I distinctly remember a promise I made to myself in high school. No matter how old I was, I would not stop playing video games.
Arguably, that is a very minor and silly promise to make. You can blame me for being naive or perhaps a bit of an idiot. Both would probably be true.
At the same time, “being a gamer” isn’t so much about taking time to play video games, it’s a mindset–a philosophy on life.
A year ago I read Reality is Broken by Jane McGonigal and I found it to be very interesting. I would highly recommend for those interested in video games or the gamer mentality.
I’ll let the book speak for itself and while I don’t necessarily agree with everything, I think it makes some good and salient points.
As for myself, gaming is an important venue for mental stimulation and emotional release. I have a hard time “turning my brain off” so when I have a stressful day, or I’m bogged down with “petty problems” that I don’t really care about, I need something to distract me. I need a “solvable” problem. I need something with rules that I can understand. I need a video game.
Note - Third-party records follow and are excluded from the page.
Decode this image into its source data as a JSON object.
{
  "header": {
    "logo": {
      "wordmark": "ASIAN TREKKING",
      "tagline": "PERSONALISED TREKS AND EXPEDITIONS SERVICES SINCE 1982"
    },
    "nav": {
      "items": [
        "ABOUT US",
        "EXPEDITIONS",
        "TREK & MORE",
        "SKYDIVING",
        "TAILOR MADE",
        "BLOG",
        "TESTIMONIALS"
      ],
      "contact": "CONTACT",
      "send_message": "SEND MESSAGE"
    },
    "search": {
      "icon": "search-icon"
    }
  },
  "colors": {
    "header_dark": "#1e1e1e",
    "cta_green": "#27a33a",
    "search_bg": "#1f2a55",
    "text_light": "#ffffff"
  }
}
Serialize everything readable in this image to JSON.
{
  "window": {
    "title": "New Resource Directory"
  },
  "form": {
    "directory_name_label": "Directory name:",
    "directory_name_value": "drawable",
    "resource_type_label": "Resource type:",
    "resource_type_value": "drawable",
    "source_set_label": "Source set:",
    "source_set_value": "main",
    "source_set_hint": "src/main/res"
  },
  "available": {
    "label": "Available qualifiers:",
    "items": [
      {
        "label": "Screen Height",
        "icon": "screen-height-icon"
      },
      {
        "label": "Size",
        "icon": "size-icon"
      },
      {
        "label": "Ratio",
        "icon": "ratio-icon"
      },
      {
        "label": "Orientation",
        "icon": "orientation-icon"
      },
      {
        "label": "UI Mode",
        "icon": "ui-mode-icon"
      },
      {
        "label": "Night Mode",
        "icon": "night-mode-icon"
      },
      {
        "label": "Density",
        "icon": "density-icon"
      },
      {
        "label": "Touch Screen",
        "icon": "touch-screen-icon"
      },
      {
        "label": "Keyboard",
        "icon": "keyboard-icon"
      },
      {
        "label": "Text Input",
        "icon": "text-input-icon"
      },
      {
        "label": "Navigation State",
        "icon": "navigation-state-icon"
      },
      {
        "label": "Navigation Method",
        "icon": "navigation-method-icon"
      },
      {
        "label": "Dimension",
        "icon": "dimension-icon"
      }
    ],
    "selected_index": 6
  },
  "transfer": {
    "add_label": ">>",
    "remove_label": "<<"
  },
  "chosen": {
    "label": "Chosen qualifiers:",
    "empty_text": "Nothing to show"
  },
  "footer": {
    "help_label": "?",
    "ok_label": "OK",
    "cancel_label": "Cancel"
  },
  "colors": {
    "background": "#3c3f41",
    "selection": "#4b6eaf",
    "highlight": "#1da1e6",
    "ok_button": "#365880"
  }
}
Over the years my gaming habits have fluctuated depending on social availability, financial endeavors, and just plain free time. I have moved from console games to computer games and now find myself playing more games on mobile devices.
Once or twice I have thought back on my declaration of gaming and wondered if I think I’m going to stick to it. When life gets busy the less important things slip to the back burner. Yet, you don’t have to play games regularly to be a gamer.
If you’re wired to be a gamer, you don’t easily lose that mentality. The games change, the manner of gaming changes, but I don’t think it’s just a switch you turn on and off. Games appeal to us for a reason. (McGonigal talks about that in her book.) You can change the manner in which you fulfill those needs, but they still exist–and those needs, wants, desires, or mental processes are how I would define a gamer.